When did you move away from shooting your own original photographs to paint?

I just got annoyed with it. I got annoyed with myself. What's true is that I've always liked copy-work, or mimesis, or something about appropriation, but I wanted also to make romantic looking work. When I was in art school initially what I gravitated towards, and felt was really powerful art in the world that really left an impact on me, were people photographing members of their circle. People like Nan Goldin or Jack Pierson or Mark Morrisroe. People who were making art out of people close to them in their life and it turning into some kind of melodramatic or operatic romance. That kind of impulse felt immediate and cool and sweet and accessible. If you're young and you have a camera, it's really easy to make work like that.

What do you think makes an artwork romantic?

Emotionalism. Emotional appeal. Manipulation. A lot of that is also based on color and light and the formal aspects. There are cliches and tropes that may be relied upon. Big themes: death, love, individuality, character, fortitude.

Diana (on Jonikal), 2018. Oil over acrylic on canvas.

Would you paint the person you're in love with?

Yeah, privately. Out of respect of my own privacy and his privacy, I would refrain from asking anyone else to look at or care about it [Laughs]. I usually feel like oversharing needs to be something that people are wary of, and now people are not. I'm not interested in memoir anymore. Maybe I once was. I'm not anymore.

Do you plan to write more about art?

I'd like to. I used to think I was interested in creative writing as a form that helped me explore some details of my life. I'm less driven or motivated to do that now, but I think that's because I've gotten more involved with [writing for] Artforum. I don't like collaborating that much, but when I write for the magazine it feels collaborative in a way that I understand. Every time I write something, I feel like I have to read four or five books. There are a number of voices that I'm contending with and working to understand that have already made arguments and observations on whatever the given subject is. There's an editor who is working with me to make a better piece of writing, a better researched argument, a better stated point of view. That feels collaborative. Then, there's the object itself I'm seeking to understand.

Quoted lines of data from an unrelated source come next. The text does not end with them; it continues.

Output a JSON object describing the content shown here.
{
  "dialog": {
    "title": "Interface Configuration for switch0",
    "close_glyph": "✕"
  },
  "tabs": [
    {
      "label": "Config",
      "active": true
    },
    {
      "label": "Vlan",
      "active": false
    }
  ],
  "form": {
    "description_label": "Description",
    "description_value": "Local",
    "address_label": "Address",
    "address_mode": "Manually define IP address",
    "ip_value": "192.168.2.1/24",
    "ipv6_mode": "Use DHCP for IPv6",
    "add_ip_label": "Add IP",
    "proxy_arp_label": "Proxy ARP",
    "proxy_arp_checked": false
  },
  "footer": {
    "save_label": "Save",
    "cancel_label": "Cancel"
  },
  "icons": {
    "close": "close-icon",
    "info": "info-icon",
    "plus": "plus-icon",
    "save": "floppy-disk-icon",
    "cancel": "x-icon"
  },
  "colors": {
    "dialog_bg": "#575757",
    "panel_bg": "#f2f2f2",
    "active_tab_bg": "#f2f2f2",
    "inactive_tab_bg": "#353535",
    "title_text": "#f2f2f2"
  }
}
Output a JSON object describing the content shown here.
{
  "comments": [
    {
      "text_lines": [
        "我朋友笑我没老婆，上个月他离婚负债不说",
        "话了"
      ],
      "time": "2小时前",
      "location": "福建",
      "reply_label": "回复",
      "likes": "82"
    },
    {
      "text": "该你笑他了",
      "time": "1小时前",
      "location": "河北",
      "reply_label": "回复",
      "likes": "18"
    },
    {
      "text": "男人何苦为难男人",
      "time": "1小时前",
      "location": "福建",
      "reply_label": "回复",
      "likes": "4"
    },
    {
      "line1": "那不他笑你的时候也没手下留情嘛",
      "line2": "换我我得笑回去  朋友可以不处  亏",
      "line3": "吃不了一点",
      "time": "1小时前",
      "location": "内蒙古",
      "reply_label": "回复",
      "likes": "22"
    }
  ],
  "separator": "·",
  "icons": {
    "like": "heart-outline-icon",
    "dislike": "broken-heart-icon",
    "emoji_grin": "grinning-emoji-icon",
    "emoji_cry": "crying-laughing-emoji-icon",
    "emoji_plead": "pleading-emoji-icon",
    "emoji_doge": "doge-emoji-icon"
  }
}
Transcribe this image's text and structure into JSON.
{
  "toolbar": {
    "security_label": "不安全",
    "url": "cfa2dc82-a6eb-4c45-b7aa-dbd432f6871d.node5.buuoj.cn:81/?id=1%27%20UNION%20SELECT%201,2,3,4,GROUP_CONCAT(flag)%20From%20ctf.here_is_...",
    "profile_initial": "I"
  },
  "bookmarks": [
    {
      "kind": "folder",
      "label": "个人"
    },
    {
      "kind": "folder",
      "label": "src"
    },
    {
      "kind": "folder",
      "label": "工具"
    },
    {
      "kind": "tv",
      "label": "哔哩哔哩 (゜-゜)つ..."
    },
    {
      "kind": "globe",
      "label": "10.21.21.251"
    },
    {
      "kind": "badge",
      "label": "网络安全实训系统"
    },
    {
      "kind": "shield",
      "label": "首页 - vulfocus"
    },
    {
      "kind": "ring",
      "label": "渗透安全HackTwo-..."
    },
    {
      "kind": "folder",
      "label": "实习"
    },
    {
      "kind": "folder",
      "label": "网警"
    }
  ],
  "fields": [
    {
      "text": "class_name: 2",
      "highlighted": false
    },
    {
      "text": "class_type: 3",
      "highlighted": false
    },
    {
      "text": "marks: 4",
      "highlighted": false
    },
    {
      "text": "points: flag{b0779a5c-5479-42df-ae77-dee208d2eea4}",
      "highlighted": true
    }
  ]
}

Whoever the subject of the piece is. These are all things that make me feel that my brain is healthy.

What are some of your tics during your ambient hours?

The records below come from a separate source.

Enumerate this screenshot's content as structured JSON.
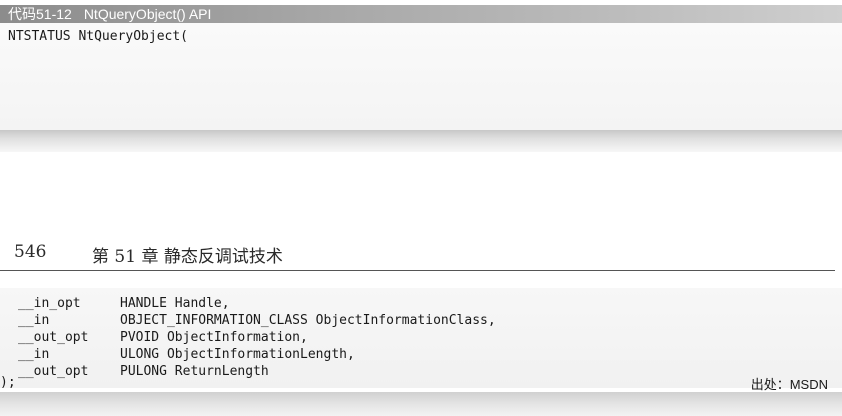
{
  "listing": {
    "label": "代码51-12",
    "title": "NtQueryObject() API",
    "first_line": "NTSTATUS NtQueryObject("
  },
  "page_header": {
    "page_number": "546",
    "chapter": "第 51 章    静态反调试技术"
  },
  "code": {
    "params": [
      {
        "qualifier": "__in_opt",
        "declaration": "HANDLE Handle,"
      },
      {
        "qualifier": "__in",
        "declaration": "OBJECT_INFORMATION_CLASS ObjectInformationClass,"
      },
      {
        "qualifier": "__out_opt",
        "declaration": "PVOID ObjectInformation,"
      },
      {
        "qualifier": "__in",
        "declaration": "ULONG ObjectInformationLength,"
      },
      {
        "qualifier": "__out_opt",
        "declaration": "PULONG ReturnLength"
      }
    ],
    "closing": ");"
  },
  "source_note": "出处：MSDN"
}
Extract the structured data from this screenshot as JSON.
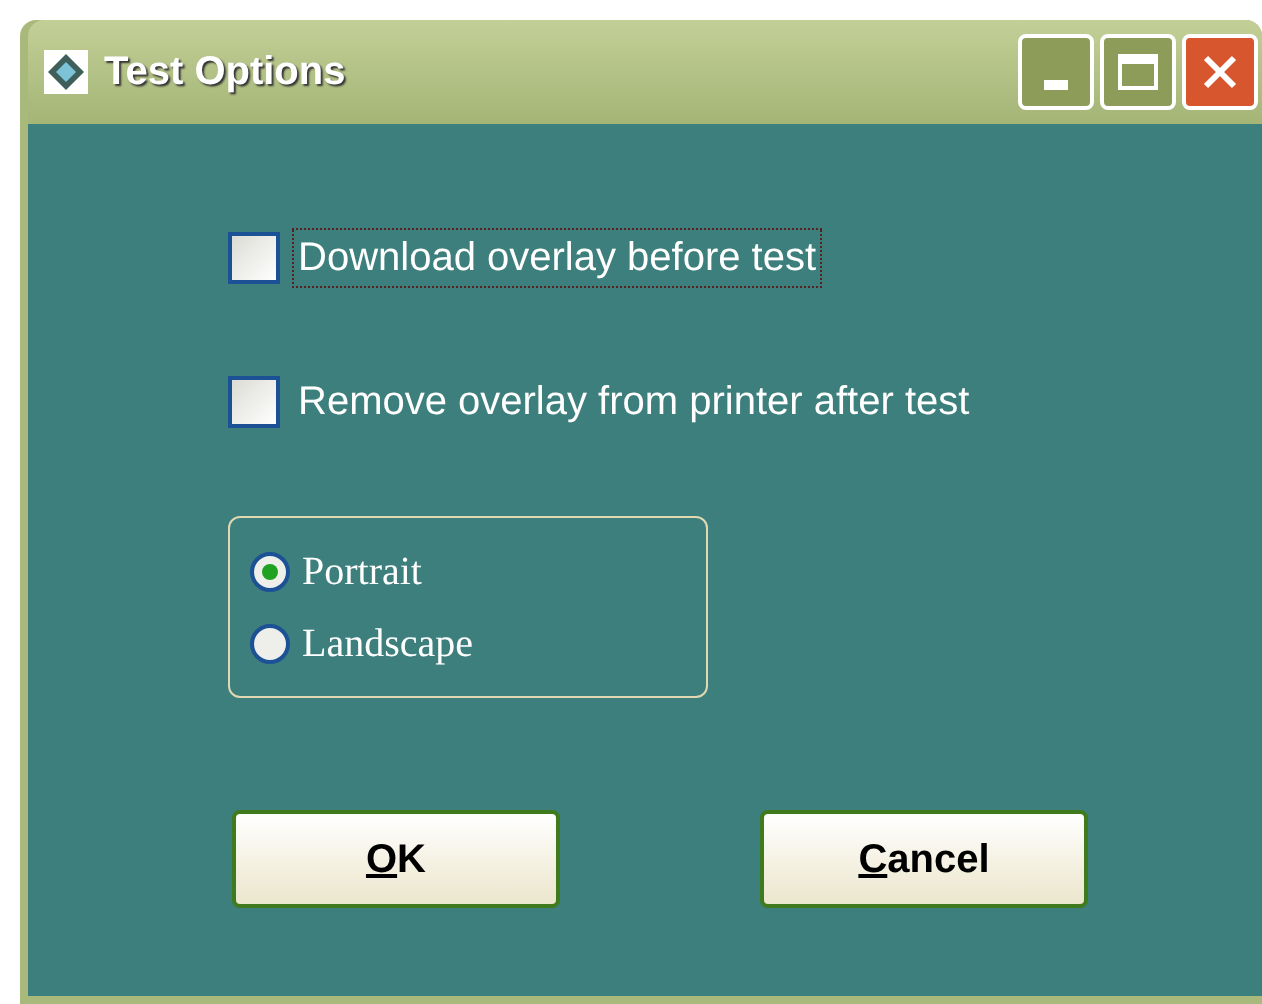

I talk to myself in here when I'm alone a lot. Just exclamations. I yell a lot just to try and stay amped. Also because I get frustrated. Just to keep the intensity up. I listen to pop music a lot, a habit I can't break. I drink a lot of coffee all day. I stand up and sit down.

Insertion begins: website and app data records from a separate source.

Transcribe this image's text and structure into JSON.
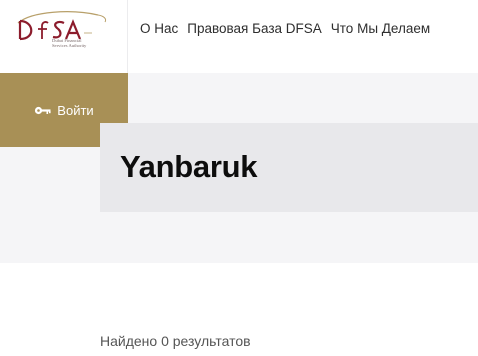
{
  "brand": {
    "logo_text": "DFSA",
    "logo_subtitle": [
      "Dubai Financial",
      "Services Authority"
    ]
  },
  "nav": {
    "items": [
      {
        "label": "О Нас"
      },
      {
        "label": "Правовая База DFSA"
      },
      {
        "label": "Что Мы Делаем"
      }
    ]
  },
  "login": {
    "label": "Войти",
    "icon": "key-icon"
  },
  "page": {
    "title": "Yanbaruk"
  },
  "results": {
    "summary": "Найдено 0 результатов"
  },
  "colors": {
    "accent_gold": "#a89056",
    "logo_red": "#8c1c2c",
    "band_bg": "#f5f5f7",
    "card_bg": "#e8e8eb"
  }
}
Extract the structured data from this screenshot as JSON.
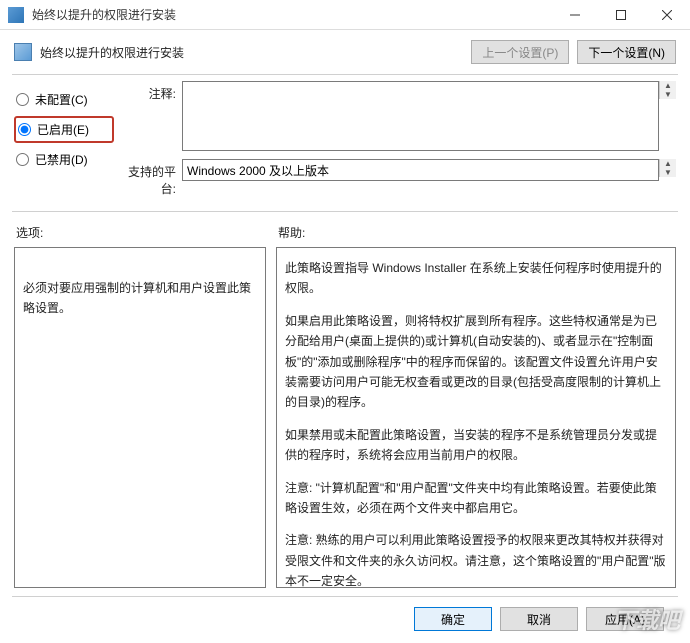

Which object in your studio brings you the most annoyance?

Oh my god. Whatever painting I'm working on, because it's so demanding. Beyond that, the three flights of stairs I have to go up to get here.

Do you exercise?

Yeah, I go to yoga, which is like exercise-lite. I can't bring myself to hang out at gyms.

How would you describe your wardrobe?

Rather plain, but I think I look cool [Laughs].

Do you follow fashion?

Vaguely. I'm aware of fashion as a force in the world and I'm aware of its presence within contemporary cosmopolitan life. If I have to show up and present as a member of the art world then I guess I try to dress like somebody who grew up in Connecticut with a chip on their shoulder about everything.

Thora Siemsen is a freelance writer living in New York City. Her work has appeared in Rolling Stone, The Creative Independent, The New Yorker, and more.

  • Text: Thora Siemsen
  • Photography: Heather Sten
  • Styling: Mark Jen Hsu
  • Makeup: Mimi Quiquine / She Likes Cutie
  • Images/Photos Courtesy Of: The Artist and Almine Rech